The examples below show typical valuations of PUD reserves. The first applies the 50th percentile result of the SPEE Survey for the reserve adjustment factor (60%) and the second uses the 50th percentile result for the risk-adjusted discount rate (20%).

The results presented in the survey do not necessarily present reserve adjustment factors and risk-adjusted discount rates that compensate for the same level of risk, as shown by the lower valuation conclusion reached when using the RADR from the 50th percentile.  For a test of reasonableness, it is important to consider the implied risk-adjusted discount rate based on the selected RAF.  In the example above, a 60% RAF is approximately equivalent to a 15.25% risk-adjusted discount rate.

Market Evidence for RAFs and RADRs

There is evidence in the public marketplace that undeveloped reserves are priced at a discount to their proven producing counterpart. 

For example, a recent acreage transaction in Gaines County was priced at a significantly lower acreage multiple than a transaction in Cochran County Texas, although the acreage was relatively close (only one county away). The acreage in Gaines County is in the Midland Basin, but the acreage in Cochran County is in the Northern Shelf; thus, in theory, the acreage in Gaines County is considered to be of higher quality.  The acreage in Gaines County, however, consisted entirely of undeveloped acreage whereas the acreage in Cochran consisted of mostly producing acreage.

The transaction of undeveloped acreage in Gaines County of the Midland Basin transacted at a 76% discount to acreage in Cochran County in the Northern Shelf, which equates to a reserve adjustment factor of 24%.


While there are unique aspects of every transaction which make them hard to compare, there is a logical case to be made for the appropriateness of reserve adjustment factors and risk-adjusted discount rates.  In the valuation profession, the most commonly used standard of value is “fair market value” which is defined as:

The price, expressed in terms of cash equivalents, at which property would change hands between a hypothetical willing and able buyer and a hypothetical willing and able seller, acting at arm’s length in an open and unrestricted market, when neither is under compulsion to buy or sell and when both have reasonable knowledge of the relevant facts.[1]
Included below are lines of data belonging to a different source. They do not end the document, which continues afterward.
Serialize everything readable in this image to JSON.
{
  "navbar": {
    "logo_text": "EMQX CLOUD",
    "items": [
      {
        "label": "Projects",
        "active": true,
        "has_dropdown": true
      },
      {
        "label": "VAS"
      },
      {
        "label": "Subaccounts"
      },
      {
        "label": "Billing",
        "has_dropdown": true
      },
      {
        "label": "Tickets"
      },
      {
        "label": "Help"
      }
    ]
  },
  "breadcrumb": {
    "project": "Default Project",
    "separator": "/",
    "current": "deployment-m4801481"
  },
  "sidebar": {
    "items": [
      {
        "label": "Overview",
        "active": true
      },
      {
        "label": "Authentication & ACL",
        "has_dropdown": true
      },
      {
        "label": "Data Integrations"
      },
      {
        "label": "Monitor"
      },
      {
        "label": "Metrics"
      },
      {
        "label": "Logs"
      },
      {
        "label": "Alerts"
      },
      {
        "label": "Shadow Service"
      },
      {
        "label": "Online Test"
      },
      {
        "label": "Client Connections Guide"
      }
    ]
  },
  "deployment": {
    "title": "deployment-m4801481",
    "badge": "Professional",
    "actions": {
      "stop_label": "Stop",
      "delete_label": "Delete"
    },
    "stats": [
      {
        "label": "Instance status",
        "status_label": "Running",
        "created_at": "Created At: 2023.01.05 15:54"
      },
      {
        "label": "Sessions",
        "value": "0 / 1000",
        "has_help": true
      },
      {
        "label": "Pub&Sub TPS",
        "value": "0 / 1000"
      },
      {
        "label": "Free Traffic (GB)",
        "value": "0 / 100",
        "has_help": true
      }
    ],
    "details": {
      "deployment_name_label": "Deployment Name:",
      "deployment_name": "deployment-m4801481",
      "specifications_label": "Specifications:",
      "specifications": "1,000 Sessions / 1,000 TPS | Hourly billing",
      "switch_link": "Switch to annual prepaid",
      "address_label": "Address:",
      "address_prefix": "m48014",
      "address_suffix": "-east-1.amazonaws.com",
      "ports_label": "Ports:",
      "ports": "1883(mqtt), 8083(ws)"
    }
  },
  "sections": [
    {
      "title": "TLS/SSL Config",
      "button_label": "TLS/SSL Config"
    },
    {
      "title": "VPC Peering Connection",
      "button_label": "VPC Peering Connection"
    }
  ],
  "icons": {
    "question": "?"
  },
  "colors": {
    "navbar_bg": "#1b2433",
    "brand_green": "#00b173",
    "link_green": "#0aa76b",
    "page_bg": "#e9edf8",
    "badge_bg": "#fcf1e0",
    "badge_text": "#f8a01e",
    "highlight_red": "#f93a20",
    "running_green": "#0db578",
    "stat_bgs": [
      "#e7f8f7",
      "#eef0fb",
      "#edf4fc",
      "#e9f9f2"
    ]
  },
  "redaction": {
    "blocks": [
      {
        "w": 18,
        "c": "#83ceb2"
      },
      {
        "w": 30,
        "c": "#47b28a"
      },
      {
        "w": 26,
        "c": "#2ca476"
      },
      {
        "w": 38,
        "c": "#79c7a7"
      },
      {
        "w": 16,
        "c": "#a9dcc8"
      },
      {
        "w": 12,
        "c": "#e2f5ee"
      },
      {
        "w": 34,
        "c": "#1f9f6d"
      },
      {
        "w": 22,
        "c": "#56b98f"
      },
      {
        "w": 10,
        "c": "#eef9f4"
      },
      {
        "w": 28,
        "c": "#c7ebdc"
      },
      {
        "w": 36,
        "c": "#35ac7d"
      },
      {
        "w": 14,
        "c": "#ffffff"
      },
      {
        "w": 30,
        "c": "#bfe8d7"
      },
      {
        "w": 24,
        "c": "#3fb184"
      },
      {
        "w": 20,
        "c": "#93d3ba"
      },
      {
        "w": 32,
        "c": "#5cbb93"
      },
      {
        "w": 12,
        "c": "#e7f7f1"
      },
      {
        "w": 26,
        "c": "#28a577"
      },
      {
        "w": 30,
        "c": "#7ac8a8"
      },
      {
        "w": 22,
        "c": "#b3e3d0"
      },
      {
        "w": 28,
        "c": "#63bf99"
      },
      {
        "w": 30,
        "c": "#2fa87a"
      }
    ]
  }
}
A hypothetical investor would weigh the risks associated with the development of PUD reserves and would consider an investment in these assets to be inherently riskier than an investment in PDP reserves.  As valuation professionals, we account for this risk by application of a RADR or RAF.

Mercer Capital has significant experience valuing assets and companies in the energy industry, primarily oil and gas, biofuels, and other minerals.  Our oil and gas valuations have been reviewed and relied on by buyers and sellers and Big 4 Auditors. These oil and gas related valuations have been utilized to support valuations for IRS Estate and Gift Tax, GAAP accounting, and litigation purposes. We have performed oil and gas valuations and associated oil and gas reserves domestically throughout the United States and in foreign countries. Contact a Mercer Capital professional today to discuss your valuation needs in confidence.

 [1] American Society of Appraisers, ASA Business Valuation Standards (Revision published November 2009), “Definitions,” p. 27.